Municipal Building and City Council’s Grand Chambers

The Municipal Building that houses the administration and council offices was built between 1924 and 1926. It is an Italian Renaissance Revival building that stands nine stories. Akron’s foremost architectural firm of the 1920s, Good & Wagner, designed the building’s granite and sandstone exterior to harmonize with the buff colored Akron Armory and the Summit County Courthouse, both across from it on High Street.

At the time of its construction, typical city hall structures were grand monuments with spacious corridors and lobbies similar to public libraries and museums. Good & Wagner departed from the norm to create a modern, fireproof office building constructed entirely of stone, steel and concrete. The building’s large windows to let in natural light and its extensive use of electric lighting were notable for the era. Other features include an arched entrance; a two story domed lobby with granite floors and a suspended light described as a decorated globe representing the world, surrounded by a ring in which the signs of the zodiac were pierced and wrought; and a winding stairway with wrought iron railings.

City offices occupied floors one through six. The seventh floor housed the Municipal Art Gallery. Miss Harriet L. Phillips, an Akron artist who had moved to New York, donated a valuable collection of her work to serve as the nucleus of the new gallery. On the eighth floor were three Municipal courtrooms featuring wainscot, railings, trim and platforms made of American walnut.

On the third floor are the grand chambers of City Council: 25 feet wide, 52 feet long and 21 feet high, the design was inspired by Italian Renaissance interiors in Florence and Siena that still survive. The walls are wood paneled to 8 feet high with antiqued plaster above. All of the paneling, doors and intricate carvings inside chambers are made from American walnut.

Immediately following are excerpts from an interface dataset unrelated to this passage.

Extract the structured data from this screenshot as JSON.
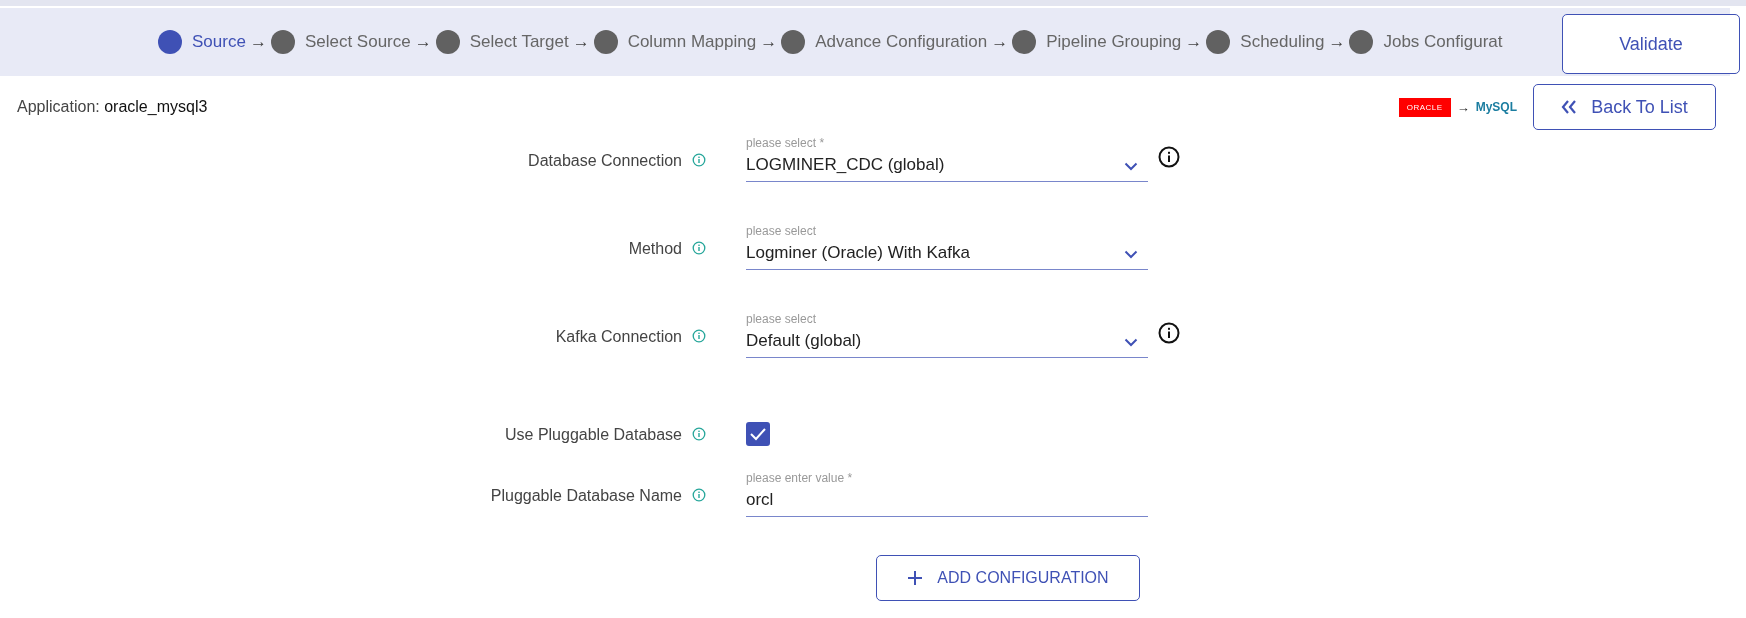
{
  "stepper": {
    "separator": "→",
    "steps": [
      {
        "label": "Source",
        "selected": true
      },
      {
        "label": "Select Source",
        "selected": false
      },
      {
        "label": "Select Target",
        "selected": false
      },
      {
        "label": "Column Mapping",
        "selected": false
      },
      {
        "label": "Advance Configuration",
        "selected": false
      },
      {
        "label": "Pipeline Grouping",
        "selected": false
      },
      {
        "label": "Scheduling",
        "selected": false
      },
      {
        "label": "Jobs Configurat",
        "selected": false
      }
    ]
  },
  "validate_button": "Validate",
  "application": {
    "label": "Application:",
    "value": "oracle_mysql3"
  },
  "flow": {
    "source_logo": "ORACLE",
    "arrow": "→",
    "target_logo": "MySQL"
  },
  "back_button": "Back To List",
  "form": [
    {
      "kind": "select",
      "label": "Database Connection",
      "placeholder": "please select *",
      "value": "LOGMINER_CDC (global)",
      "info_button": true
    },
    {
      "kind": "select",
      "label": "Method",
      "placeholder": "please select",
      "value": "Logminer (Oracle) With Kafka",
      "info_button": false
    },
    {
      "kind": "select",
      "label": "Kafka Connection",
      "placeholder": "please select",
      "value": "Default (global)",
      "info_button": true
    },
    {
      "kind": "checkbox",
      "label": "Use Pluggable Database",
      "checked": true
    },
    {
      "kind": "text",
      "label": "Pluggable Database Name",
      "placeholder": "please enter value *",
      "value": "orcl"
    }
  ],
  "add_button": "ADD CONFIGURATION"
}
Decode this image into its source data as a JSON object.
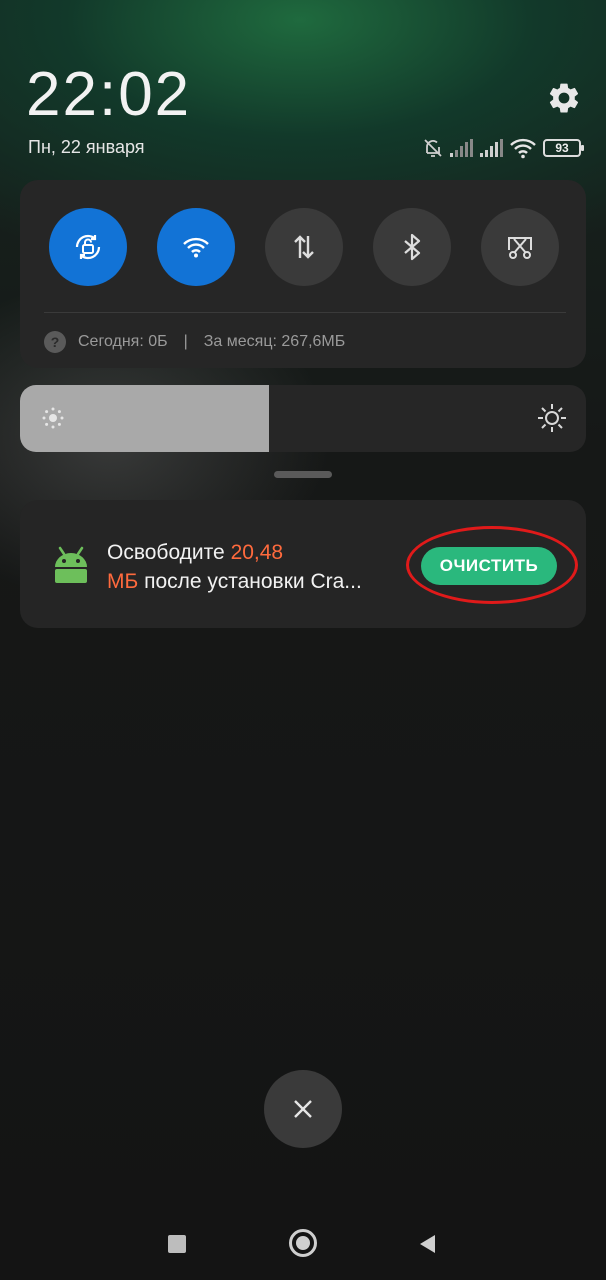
{
  "header": {
    "time": "22:02",
    "date": "Пн, 22 января",
    "battery_level": "93",
    "icons": [
      "gear-icon",
      "bell-muted-icon",
      "signal-icon",
      "signal-icon",
      "wifi-icon",
      "battery-icon"
    ]
  },
  "quick_toggles": [
    {
      "name": "auto-rotate",
      "icon": "rotate-lock-icon",
      "active": true
    },
    {
      "name": "wifi",
      "icon": "wifi-icon",
      "active": true
    },
    {
      "name": "mobile-data",
      "icon": "data-arrows-icon",
      "active": false
    },
    {
      "name": "bluetooth",
      "icon": "bluetooth-icon",
      "active": false
    },
    {
      "name": "screenshot",
      "icon": "screenshot-icon",
      "active": false
    }
  ],
  "usage": {
    "help_symbol": "?",
    "today": "Сегодня: 0Б",
    "separator": "|",
    "month": "За месяц: 267,6МБ"
  },
  "brightness": {
    "level": 0.44
  },
  "notification": {
    "text_part1": "Освободите ",
    "text_highlight1": "20,48",
    "text_highlight2": "МБ",
    "text_part2": " после установки Cra...",
    "action_label": "ОЧИСТИТЬ",
    "highlight_color": "#ff6a3d",
    "action_color": "#2ab87d",
    "annotation_color": "#e01a1a"
  },
  "colors": {
    "toggle_on": "#1273d6",
    "toggle_off": "#3a3a3a",
    "android_green": "#6dbf5b"
  }
}
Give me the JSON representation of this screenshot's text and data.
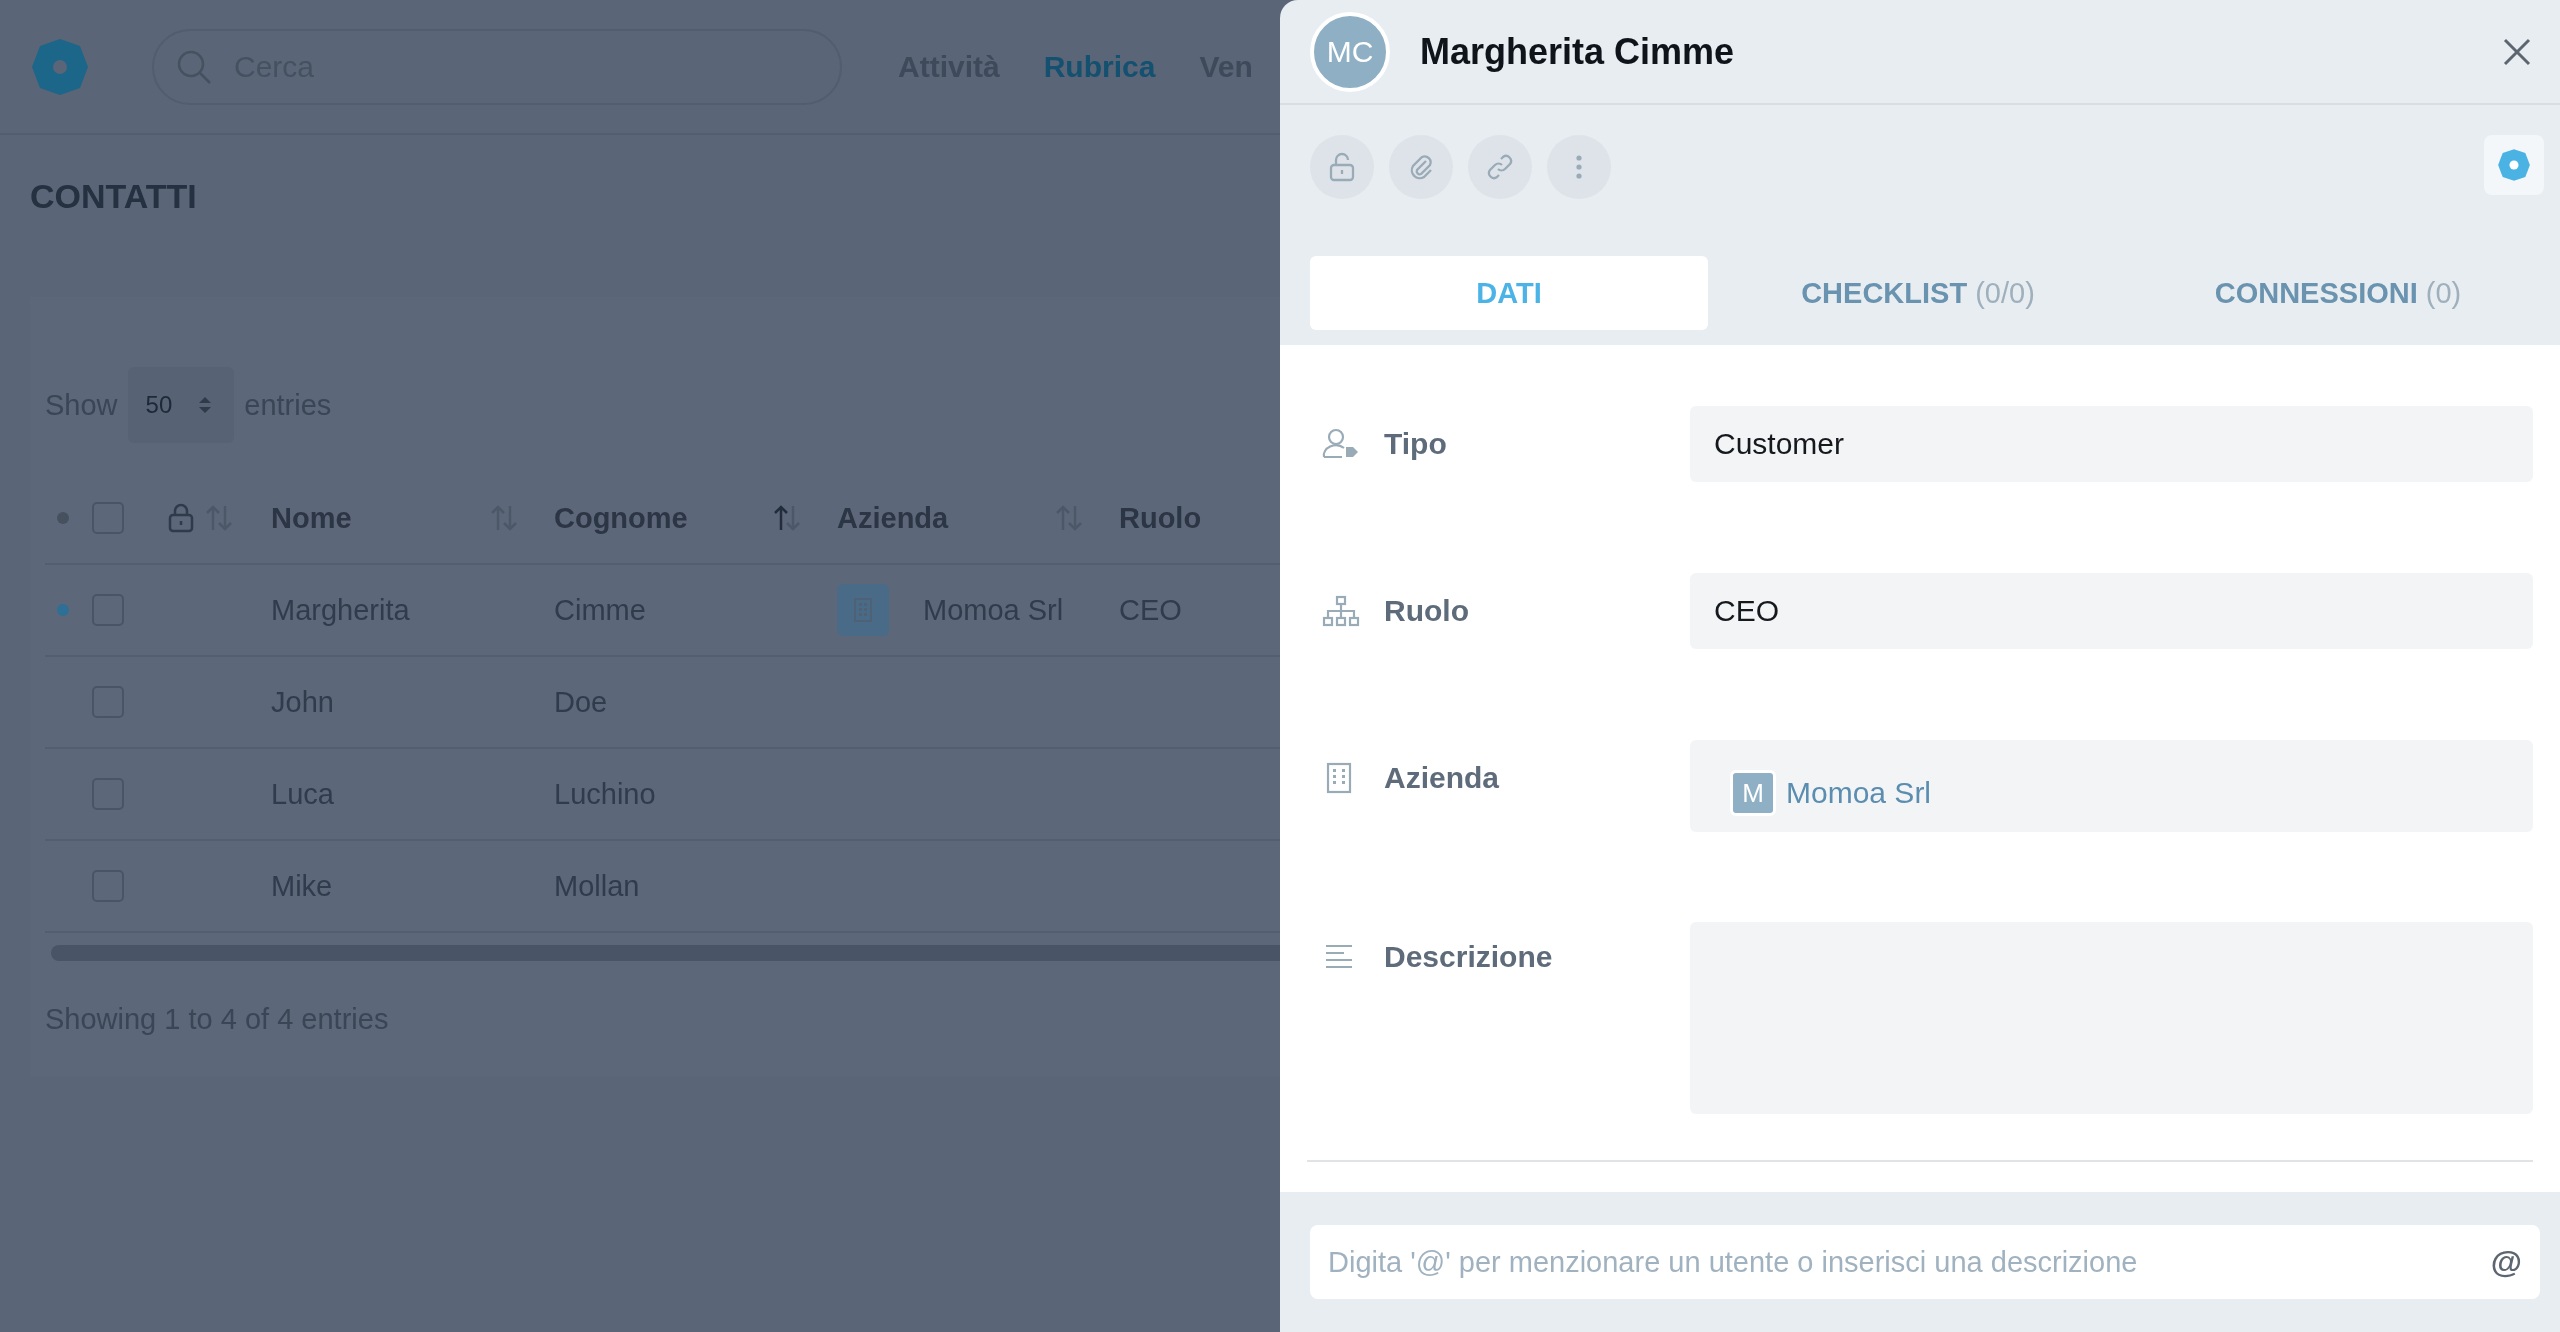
{
  "app": {
    "search": {
      "placeholder": "Cerca"
    },
    "nav": [
      {
        "label": "Attività",
        "selected": false
      },
      {
        "label": "Rubrica",
        "selected": true
      },
      {
        "label": "Ven",
        "selected": false
      }
    ]
  },
  "page": {
    "title": "CONTATTI",
    "length_menu": {
      "before": "Show",
      "value": "50",
      "after": "entries"
    },
    "table": {
      "all_checked": false,
      "columns": [
        {
          "kind": "lock",
          "sortable": true,
          "sorted": false
        },
        {
          "kind": "text",
          "label": "Nome",
          "sortable": true,
          "sorted": false
        },
        {
          "kind": "text",
          "label": "Cognome",
          "sortable": true,
          "sorted": true
        },
        {
          "kind": "text",
          "label": "Azienda",
          "sortable": true,
          "sorted": false
        },
        {
          "kind": "text",
          "label": "Ruolo"
        }
      ],
      "rows": [
        {
          "unread": true,
          "checked": false,
          "nome": "Margherita",
          "cognome": "Cimme",
          "azienda": "Momoa Srl",
          "ruolo": "CEO"
        },
        {
          "unread": false,
          "checked": false,
          "nome": "John",
          "cognome": "Doe"
        },
        {
          "unread": false,
          "checked": false,
          "nome": "Luca",
          "cognome": "Luchino"
        },
        {
          "unread": false,
          "checked": false,
          "nome": "Mike",
          "cognome": "Mollan"
        }
      ]
    },
    "info": "Showing 1 to 4 of 4 entries"
  },
  "panel": {
    "initials": "MC",
    "name": "Margherita Cimme",
    "tabs": [
      {
        "label": "DATI",
        "selected": true
      },
      {
        "label": "CHECKLIST",
        "count": "(0/0)",
        "selected": false
      },
      {
        "label": "CONNESSIONI",
        "count": "(0)",
        "selected": false
      }
    ],
    "fields": [
      {
        "kind": "text",
        "label": "Tipo",
        "value": "Customer"
      },
      {
        "kind": "text",
        "label": "Ruolo",
        "value": "CEO"
      },
      {
        "kind": "link",
        "label": "Azienda",
        "initial": "M",
        "value": "Momoa Srl"
      },
      {
        "kind": "textarea",
        "label": "Descrizione"
      }
    ],
    "comment": {
      "placeholder": "Digita '@' per menzionare un utente o inserisci una descrizione",
      "mention": "@"
    }
  }
}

Perhaps the most eye-catching feature in Council Chambers is the wood beam ceiling. But those beams and scrolls are not real wood. They are plaster molded and hand painted to simulate an Italian wood beam ceiling. Three large electric fixtures were suspended from the beam ceiling. The original fixtures were rusty antique iron replicas of fixtures in Davanzati Palace, a 14th century structure that is now an art museum in Florence.